“We expect the housing supply shortage to continue to be one of the largest obstacles to inclusive economic growth in the US.”
A shortage of starter homes will be one of the biggest challenges the economic recovery will face going forward, according to a new analysis from Freddie Mac.
The long-term decline in construction of SFRs has been the main driver of the current housing shortage, even prior to COVID-19. In 2018, Freddie Mac estimated a housing shortage of about 2.5 million units measured against long-term demand; that number rose to 3.8 million units by the end of 2020, according to Freddie Mac data. That sustained increase is “extremely unusual,” Freddie Mac economists say, particularly since recessions typically see demand slow and supply rise.
The answer lies in the lack of starter SFRs: in 2020, only 65,000 entry-level homes were completed while 2.38 million first-time homebuyers entered the market.
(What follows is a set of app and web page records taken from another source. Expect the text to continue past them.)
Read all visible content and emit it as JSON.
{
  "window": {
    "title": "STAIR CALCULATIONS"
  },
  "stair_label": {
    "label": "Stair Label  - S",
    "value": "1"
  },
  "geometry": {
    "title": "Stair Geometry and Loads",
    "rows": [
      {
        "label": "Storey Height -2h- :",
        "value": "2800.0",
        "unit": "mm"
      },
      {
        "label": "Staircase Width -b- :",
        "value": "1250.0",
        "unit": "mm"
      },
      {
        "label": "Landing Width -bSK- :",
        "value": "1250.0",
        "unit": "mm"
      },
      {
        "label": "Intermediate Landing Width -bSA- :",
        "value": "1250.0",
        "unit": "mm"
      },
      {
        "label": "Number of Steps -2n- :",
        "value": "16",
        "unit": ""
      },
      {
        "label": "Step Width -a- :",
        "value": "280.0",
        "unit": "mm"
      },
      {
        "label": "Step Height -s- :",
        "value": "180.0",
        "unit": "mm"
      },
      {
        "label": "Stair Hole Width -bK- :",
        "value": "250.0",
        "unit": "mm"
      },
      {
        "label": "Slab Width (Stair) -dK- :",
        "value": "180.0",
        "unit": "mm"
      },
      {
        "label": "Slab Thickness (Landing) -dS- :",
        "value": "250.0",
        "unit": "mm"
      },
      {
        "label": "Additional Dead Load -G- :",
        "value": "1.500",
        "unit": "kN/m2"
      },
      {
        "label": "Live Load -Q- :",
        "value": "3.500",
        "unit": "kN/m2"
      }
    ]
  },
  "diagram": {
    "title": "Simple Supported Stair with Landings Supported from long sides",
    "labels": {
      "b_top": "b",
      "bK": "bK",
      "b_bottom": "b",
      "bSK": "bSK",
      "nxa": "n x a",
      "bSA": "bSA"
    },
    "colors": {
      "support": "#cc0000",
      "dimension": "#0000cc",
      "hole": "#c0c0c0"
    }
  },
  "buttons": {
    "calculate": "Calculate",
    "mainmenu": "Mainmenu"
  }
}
Contrast that number with figures from the late 1970s, when construction of entry-level homes averaged 418,000 units per year.
The supply of entry-level homes has dwindled steadily since that peak, and even at its cyclical peak in 2004—the same year homeownership peaked—only 186,000 starter SFRs were constructed.
“We expect the housing supply shortage to continue to be one of the largest obstacles to inclusive economic growth in the US,” writes Sam Khater, Vice President and Chief Economist, Economic & Housing Research at Freddie Mac. “Simply put, we must build more single-family entry-level housing to address this shortage, which has strong implications for the wealth, health and stability of American communities.”
Separately, the most recent NAHB/Wells Fargo Housing Market Index showed builder confidence in the SFR market up one point to 83, despite supply chain constraints and rising lumber prices. “While mortgage interest rates have trended higher since February and home prices continue to outstrip inflation, housing demand appears to be unwavering for now as buyer traffic reached its highest level since November,” NAHB Chief Economist Robert Dietz said.
The problem is despite strong buyer traffic, builders continue to face challenges to add much needed housing supply to the market, NAHB Chairman Chuck Fowke said, pointing to a tight supply chain for residential construction, particularly the cost and availability of building materials such as lumber.